■ **Work to complete**:
When a line below contains the string "artist", show that line.

■ **Dataset entries**:
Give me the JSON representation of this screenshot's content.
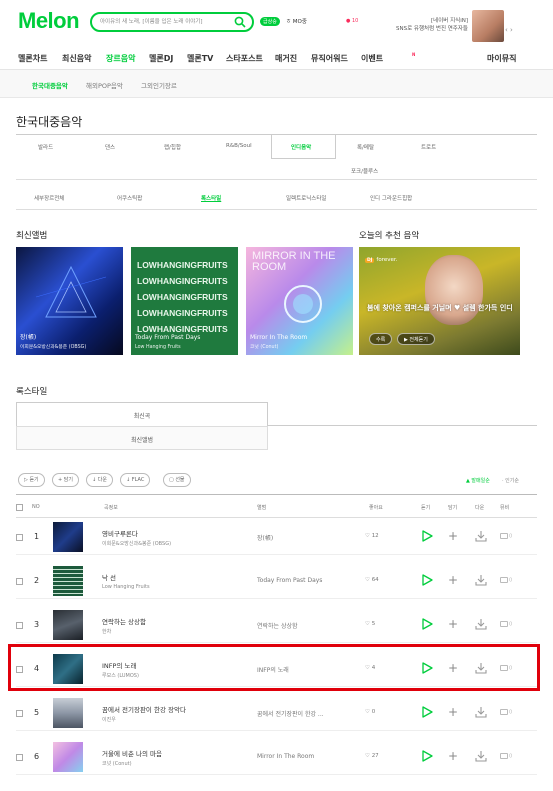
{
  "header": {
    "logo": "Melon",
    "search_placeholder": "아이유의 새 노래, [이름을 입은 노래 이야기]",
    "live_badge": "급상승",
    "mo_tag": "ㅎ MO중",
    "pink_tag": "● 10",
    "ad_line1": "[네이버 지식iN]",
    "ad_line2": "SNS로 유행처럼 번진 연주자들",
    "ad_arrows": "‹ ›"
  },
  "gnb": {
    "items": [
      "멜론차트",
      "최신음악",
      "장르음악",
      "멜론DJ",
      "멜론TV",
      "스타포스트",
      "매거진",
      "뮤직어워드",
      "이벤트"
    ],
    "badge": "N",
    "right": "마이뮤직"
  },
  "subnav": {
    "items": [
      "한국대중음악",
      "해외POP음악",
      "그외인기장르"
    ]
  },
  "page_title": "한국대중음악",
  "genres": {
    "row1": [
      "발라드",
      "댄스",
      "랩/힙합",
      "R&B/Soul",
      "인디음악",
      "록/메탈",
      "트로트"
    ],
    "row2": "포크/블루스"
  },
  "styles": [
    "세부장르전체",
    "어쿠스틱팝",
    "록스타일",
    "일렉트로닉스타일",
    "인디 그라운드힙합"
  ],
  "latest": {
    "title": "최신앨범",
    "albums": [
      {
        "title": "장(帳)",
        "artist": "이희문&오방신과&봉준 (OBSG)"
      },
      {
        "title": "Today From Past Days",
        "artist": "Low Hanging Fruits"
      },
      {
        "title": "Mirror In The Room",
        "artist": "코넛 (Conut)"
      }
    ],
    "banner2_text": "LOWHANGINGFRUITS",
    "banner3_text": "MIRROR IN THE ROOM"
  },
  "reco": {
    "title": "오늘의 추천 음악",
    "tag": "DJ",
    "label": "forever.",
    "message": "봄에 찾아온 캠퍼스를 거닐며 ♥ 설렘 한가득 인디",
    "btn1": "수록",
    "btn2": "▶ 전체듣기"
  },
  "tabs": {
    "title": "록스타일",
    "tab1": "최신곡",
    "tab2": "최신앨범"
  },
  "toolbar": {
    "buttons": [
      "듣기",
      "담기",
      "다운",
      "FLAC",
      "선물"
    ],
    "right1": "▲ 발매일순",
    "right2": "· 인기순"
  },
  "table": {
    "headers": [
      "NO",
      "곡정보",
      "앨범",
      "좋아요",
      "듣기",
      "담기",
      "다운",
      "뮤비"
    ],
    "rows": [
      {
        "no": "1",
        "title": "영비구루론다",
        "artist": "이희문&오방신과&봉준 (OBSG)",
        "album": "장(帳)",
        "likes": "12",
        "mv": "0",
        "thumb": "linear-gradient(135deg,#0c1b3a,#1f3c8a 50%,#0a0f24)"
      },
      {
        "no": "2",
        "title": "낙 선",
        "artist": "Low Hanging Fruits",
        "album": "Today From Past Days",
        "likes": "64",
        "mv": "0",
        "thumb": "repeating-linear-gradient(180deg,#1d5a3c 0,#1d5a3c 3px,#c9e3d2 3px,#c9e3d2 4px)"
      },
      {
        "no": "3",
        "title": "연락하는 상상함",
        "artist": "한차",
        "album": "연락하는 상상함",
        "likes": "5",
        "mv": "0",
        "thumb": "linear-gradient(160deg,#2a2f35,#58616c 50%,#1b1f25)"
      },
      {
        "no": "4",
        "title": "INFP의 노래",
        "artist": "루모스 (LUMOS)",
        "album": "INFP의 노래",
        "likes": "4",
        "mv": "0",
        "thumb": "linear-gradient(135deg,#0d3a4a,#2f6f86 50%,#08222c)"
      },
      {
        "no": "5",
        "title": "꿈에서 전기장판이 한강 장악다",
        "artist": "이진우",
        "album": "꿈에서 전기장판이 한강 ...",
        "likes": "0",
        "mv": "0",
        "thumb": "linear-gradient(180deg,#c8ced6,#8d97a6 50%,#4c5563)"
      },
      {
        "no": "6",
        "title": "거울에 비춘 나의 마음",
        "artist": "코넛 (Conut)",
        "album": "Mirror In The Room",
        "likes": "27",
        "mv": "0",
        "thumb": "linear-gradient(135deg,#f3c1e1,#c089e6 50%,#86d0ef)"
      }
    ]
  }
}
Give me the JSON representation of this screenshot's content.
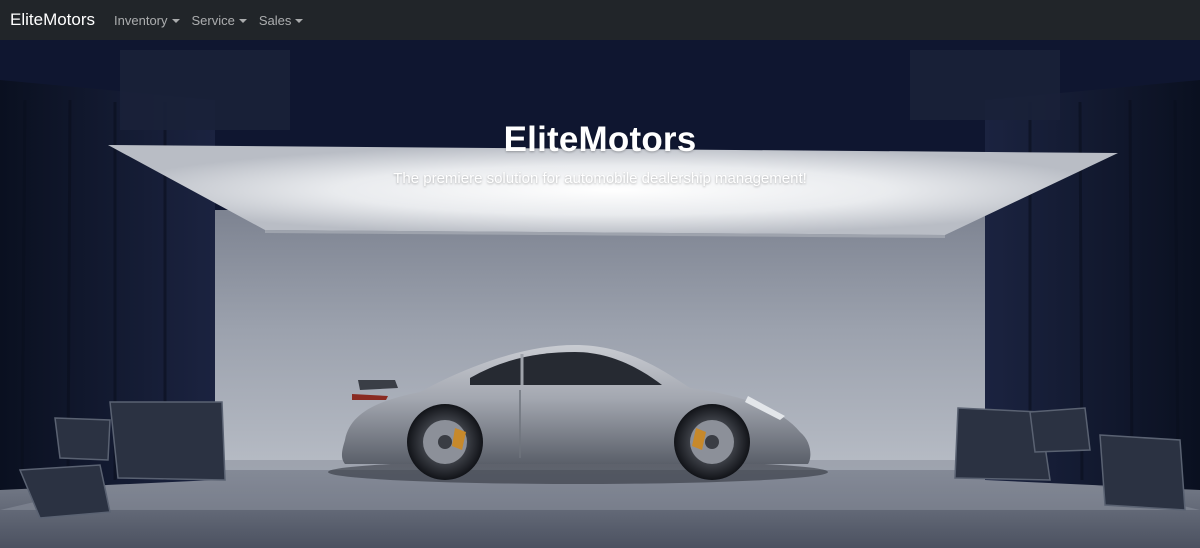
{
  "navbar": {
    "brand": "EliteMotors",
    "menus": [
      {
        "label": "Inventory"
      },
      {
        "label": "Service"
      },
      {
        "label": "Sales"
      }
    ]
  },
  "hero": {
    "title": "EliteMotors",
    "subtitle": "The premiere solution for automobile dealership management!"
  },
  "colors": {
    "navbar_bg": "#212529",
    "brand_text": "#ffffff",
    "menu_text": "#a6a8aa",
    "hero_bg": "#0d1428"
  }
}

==

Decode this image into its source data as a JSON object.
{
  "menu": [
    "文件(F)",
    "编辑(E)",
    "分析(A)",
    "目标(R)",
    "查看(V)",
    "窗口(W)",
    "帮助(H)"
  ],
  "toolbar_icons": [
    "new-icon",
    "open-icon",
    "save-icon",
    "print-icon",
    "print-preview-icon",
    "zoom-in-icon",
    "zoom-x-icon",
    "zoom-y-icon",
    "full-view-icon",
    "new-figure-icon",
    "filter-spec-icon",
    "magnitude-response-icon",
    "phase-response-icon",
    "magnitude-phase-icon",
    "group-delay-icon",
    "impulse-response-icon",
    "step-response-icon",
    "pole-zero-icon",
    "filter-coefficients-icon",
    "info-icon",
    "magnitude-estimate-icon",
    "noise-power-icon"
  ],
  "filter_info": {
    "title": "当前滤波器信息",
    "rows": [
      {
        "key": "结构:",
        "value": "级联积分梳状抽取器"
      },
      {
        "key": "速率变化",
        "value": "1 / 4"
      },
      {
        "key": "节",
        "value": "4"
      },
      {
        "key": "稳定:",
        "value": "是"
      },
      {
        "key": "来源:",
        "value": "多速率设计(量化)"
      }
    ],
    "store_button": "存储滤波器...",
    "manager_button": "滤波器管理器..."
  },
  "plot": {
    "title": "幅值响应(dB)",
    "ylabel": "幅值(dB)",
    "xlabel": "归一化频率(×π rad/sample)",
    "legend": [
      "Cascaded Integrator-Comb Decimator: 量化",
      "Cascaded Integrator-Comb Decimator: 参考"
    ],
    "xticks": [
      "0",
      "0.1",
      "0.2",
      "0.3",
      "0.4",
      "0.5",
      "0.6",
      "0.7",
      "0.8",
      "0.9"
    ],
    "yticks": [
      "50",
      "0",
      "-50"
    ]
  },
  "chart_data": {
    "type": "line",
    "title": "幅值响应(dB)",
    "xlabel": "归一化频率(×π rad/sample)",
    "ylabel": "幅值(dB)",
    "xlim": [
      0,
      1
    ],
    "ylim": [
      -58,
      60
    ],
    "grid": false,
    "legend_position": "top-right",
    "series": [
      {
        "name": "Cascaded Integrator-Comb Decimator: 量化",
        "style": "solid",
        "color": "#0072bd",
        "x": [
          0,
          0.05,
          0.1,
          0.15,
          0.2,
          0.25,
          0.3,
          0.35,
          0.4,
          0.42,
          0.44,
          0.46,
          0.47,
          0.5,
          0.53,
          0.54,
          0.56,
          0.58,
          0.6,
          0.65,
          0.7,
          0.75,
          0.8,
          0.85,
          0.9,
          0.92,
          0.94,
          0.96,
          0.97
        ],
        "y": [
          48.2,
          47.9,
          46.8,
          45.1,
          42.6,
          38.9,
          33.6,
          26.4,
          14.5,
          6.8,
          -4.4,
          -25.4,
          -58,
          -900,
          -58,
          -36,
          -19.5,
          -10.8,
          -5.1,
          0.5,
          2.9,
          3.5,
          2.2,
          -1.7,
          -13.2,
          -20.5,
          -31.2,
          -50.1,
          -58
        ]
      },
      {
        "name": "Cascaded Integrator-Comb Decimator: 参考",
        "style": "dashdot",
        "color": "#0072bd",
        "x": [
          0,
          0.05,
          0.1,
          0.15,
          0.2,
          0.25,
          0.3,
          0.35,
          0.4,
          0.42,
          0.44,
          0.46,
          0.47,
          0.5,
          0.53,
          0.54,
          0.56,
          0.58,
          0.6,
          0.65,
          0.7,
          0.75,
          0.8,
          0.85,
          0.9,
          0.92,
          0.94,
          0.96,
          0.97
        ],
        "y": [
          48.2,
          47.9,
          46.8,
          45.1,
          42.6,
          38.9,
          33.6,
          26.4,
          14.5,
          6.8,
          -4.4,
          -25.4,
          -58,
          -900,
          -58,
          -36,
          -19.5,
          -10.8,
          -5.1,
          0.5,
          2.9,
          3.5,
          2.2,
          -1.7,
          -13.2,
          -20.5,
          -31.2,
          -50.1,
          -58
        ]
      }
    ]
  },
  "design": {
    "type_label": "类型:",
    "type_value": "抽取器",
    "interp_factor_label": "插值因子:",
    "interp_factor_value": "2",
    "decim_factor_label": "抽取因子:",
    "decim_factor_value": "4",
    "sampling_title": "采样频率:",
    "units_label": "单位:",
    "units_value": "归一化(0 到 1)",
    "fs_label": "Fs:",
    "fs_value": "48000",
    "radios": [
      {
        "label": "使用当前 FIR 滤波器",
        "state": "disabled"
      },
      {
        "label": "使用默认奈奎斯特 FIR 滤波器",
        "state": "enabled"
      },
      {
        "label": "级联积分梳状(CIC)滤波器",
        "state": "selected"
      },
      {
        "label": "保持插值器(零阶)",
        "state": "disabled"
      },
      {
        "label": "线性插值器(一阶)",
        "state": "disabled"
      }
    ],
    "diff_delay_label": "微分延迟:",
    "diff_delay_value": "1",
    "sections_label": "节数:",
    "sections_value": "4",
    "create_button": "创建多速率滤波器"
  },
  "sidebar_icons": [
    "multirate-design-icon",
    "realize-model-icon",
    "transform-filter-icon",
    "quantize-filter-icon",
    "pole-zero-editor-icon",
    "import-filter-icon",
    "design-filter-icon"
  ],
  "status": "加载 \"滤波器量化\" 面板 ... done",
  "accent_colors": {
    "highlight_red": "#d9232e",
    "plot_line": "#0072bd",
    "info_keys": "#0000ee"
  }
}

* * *

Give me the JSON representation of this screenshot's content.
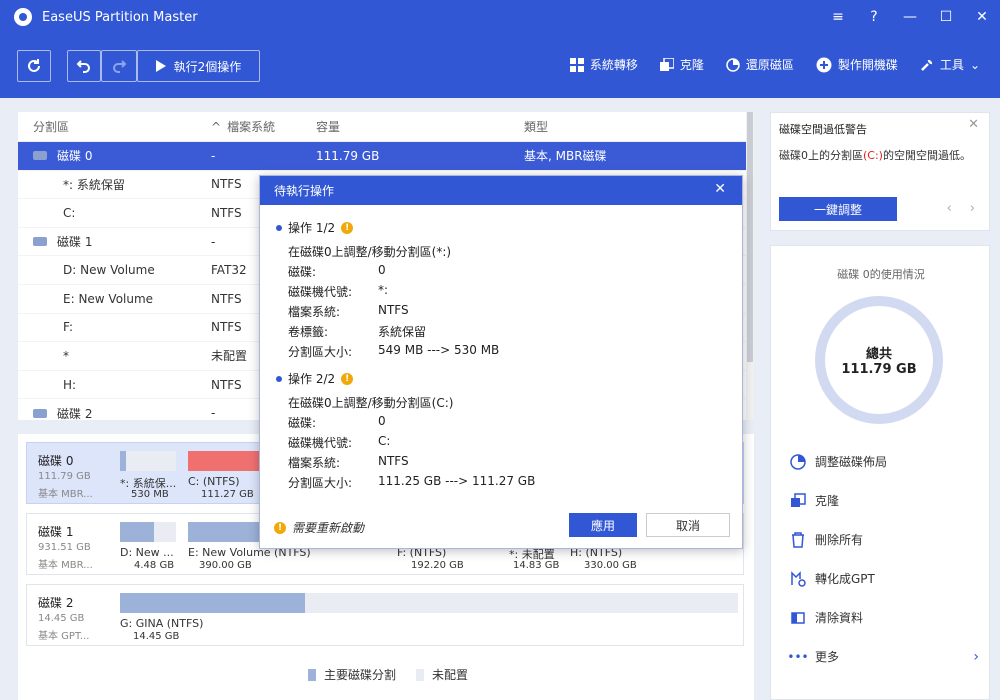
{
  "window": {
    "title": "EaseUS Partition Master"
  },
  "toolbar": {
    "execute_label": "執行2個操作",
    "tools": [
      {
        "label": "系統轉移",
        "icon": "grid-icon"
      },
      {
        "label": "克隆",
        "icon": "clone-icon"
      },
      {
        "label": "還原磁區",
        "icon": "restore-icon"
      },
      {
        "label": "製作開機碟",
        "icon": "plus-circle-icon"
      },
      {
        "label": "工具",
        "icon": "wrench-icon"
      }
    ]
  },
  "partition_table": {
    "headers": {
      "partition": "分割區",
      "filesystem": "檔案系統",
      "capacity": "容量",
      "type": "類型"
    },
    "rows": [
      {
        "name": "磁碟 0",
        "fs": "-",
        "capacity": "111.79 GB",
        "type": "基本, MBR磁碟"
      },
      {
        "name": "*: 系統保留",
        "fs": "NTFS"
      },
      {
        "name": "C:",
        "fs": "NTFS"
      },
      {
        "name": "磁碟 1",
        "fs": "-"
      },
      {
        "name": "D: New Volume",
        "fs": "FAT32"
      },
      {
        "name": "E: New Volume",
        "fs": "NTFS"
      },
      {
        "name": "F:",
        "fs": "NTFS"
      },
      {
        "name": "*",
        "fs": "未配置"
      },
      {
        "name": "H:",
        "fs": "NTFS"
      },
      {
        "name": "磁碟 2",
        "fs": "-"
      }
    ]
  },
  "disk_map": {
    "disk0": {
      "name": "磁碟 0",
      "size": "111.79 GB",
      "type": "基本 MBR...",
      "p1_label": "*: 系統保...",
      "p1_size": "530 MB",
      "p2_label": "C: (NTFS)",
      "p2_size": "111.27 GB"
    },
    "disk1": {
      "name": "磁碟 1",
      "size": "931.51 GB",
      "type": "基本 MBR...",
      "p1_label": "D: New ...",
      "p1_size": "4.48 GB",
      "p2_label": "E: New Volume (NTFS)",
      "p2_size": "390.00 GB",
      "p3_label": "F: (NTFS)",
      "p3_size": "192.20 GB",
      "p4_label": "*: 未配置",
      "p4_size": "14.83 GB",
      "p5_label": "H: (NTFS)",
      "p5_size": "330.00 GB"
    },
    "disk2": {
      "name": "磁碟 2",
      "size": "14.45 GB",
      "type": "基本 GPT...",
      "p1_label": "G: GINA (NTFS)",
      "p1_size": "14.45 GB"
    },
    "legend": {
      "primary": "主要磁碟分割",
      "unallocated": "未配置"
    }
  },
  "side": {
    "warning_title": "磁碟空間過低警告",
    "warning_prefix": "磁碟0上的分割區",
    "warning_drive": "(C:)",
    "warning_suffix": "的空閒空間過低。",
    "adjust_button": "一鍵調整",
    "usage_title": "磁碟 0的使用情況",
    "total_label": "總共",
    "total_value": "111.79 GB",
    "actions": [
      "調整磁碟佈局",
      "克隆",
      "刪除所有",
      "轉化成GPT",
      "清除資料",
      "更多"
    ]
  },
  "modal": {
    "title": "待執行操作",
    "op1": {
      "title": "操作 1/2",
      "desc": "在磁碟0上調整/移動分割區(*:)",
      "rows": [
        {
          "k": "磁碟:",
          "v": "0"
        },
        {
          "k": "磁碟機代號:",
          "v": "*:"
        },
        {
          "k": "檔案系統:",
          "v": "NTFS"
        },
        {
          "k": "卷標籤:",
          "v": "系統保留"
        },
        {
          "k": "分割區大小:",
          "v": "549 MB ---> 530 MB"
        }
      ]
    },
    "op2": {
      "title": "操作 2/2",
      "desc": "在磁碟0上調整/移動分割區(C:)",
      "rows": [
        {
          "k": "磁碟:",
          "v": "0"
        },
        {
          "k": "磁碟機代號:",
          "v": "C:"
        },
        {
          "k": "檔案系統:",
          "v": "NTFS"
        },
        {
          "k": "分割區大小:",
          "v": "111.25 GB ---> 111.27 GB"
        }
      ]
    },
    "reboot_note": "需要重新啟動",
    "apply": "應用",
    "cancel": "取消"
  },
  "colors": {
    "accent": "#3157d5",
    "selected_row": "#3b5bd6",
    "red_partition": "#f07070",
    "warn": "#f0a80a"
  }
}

■ **Output**:
        "artist": "이희문&오방신과&봉준 (OBSG)"
        "artist": "Low Hanging Fruits"
        "artist": "코넛 (Conut)"
        "artist": "이희문&오방신과&봉준 (OBSG)",
        "artist": "Low Hanging Fruits",
        "artist": "한차",
        "artist": "루모스 (LUMOS)",
        "artist": "이진우",
        "artist": "코넛 (Conut)",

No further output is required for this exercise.